Both guidance documents indirectly explain how operators that continue to use the nearly 20-year-old Version 6.04a software would gain significant benefits by upgrading. In Version 7.0 and Version 7.1 software, for example, modifications to the radio frequency interference–limiting algorithms take into account the distributions of TCAS aircraft in relation to terminal (high-density) areas or en-route areas, rather than just counting these aircraft. Other enhancements enable longer surveillance ranges for aircraft above Flight Level 180 (approximately 18,000 ft) overflying high density traffic areas. Another improves management of automatic transmit-power reductions by TCAS to “ensure that the TCAS surveillance range is always adequate for collision avoidance,” the report said.
“[Versions after 6.04a have] the capability for TCAS to issue RA reversals in coordinated encounters if the encounter geometry changes after the initial RA is issued,” the report said. “A new feature was implemented … to reduce the frequency of initial RAs that reverse the existing vertical rate of own aircraft (e.g., displayed a climb RA for a descending aircraft) because pilots did not follow a majority of these RAs, and those that were followed, were considered to be disruptive by controllers.”
While envisioning ever more crowded airspace and the associated interference potential, Version 7.0/7.1 software also incorporates hybrid surveillance, an optional way of further reducing the likelihood of data link–radar frequency saturation.
Hybrid surveillance offers, in addition to the normal TCAS active-surveillance mode, a passive-surveillance mode that relies on continuously receiving positions updated from an intruder aircraft’s Mode S transponder. These positions originate from an on-board navigation source, typically data from a global positioning system receiver. A limited number of operators so far take advantage of this existing feature of TCAS, however, the FAA said.
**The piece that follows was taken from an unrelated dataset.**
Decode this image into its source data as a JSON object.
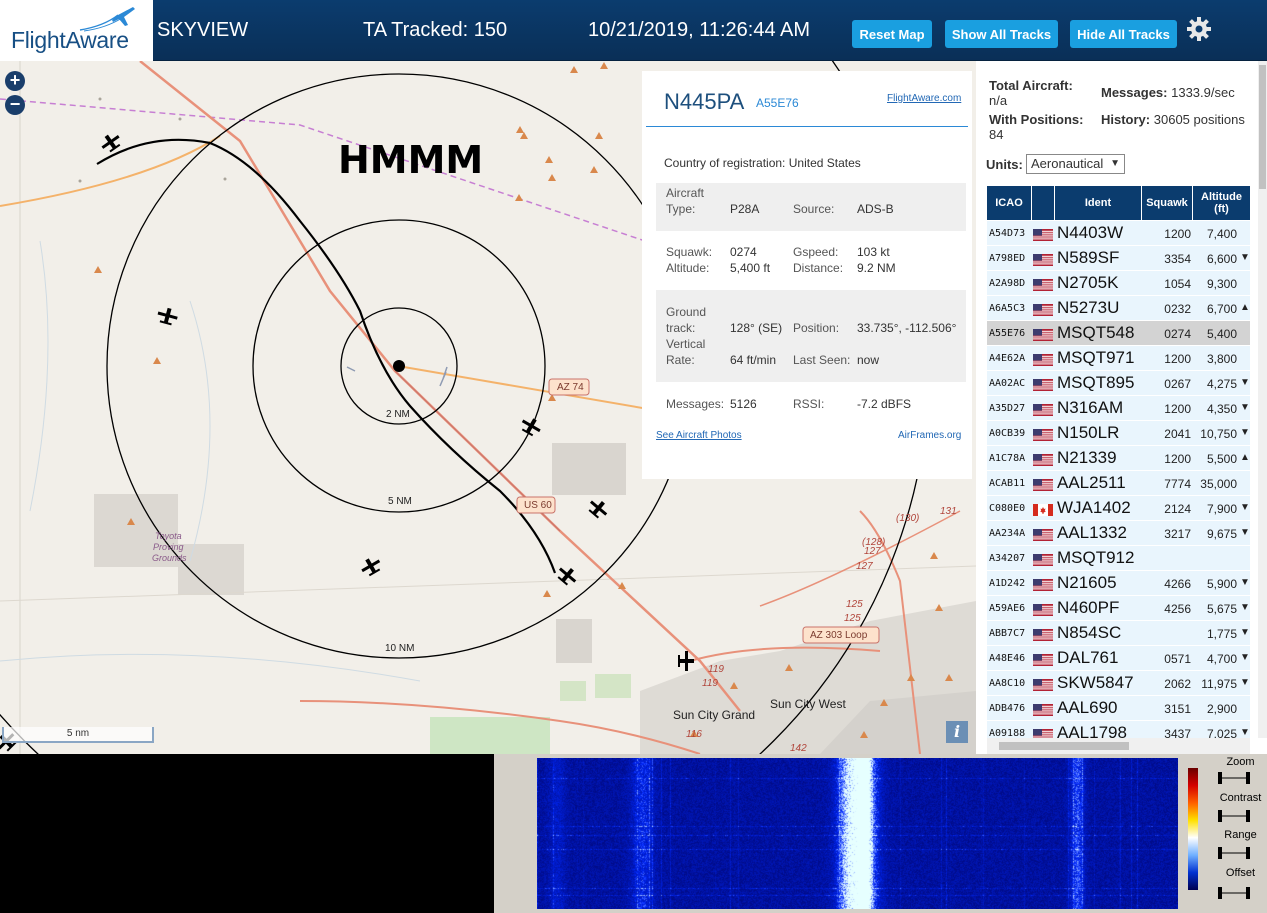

- FAA. “Air Carrier Operational Approval and Use of TCAS II.” AC 120-55C, Feb. 23, 2011.
- FAA. “Introduction to TCAS II Version 7.1.” Feb. 28, 2011.
- U.S. pilots must consider which of the following reports, if any, are appropriate: ATC clearances and instructions report; captain’s report to the operator; pilot/observer questionnaire; logbook entry; aircraft communications addressing and reporting system message; near-midair collision report; report to the Aviation Safety Reporting System; and/or mandatory RA report if the RA fits criteria of U.S. National Transportation Safety Board Part 830, “Notification and Reporting of Aircraft Accidents or Incidents and Overdue Aircraft, and Preservation of Aircraft Wreckage, Mail, Cargo, and Records.”
- “In modeling aircraft response to RAs, the expectation is [that] the pilot will begin the initial 0.25 g acceleration [that is, one-fourth of standard gravitational acceleration] maneuver within 5 seconds to an achieved rate of 1,500 fpm,” the report noted. “Pilot response with 0.35 g acceleration to an achieved rate of 2,500 fpm is expected within 2.5 seconds for subsequent RAs.”
- Tau is an approximation, in seconds, of the time to the closest point of approach, known as range tau, or of the time to the own aircraft and intruder being at the same altitude, or co-altitude, known as vertical tau.
- Sensitivity level controls the dimensions of the protected airspace around each TCAS-equipped aircraft.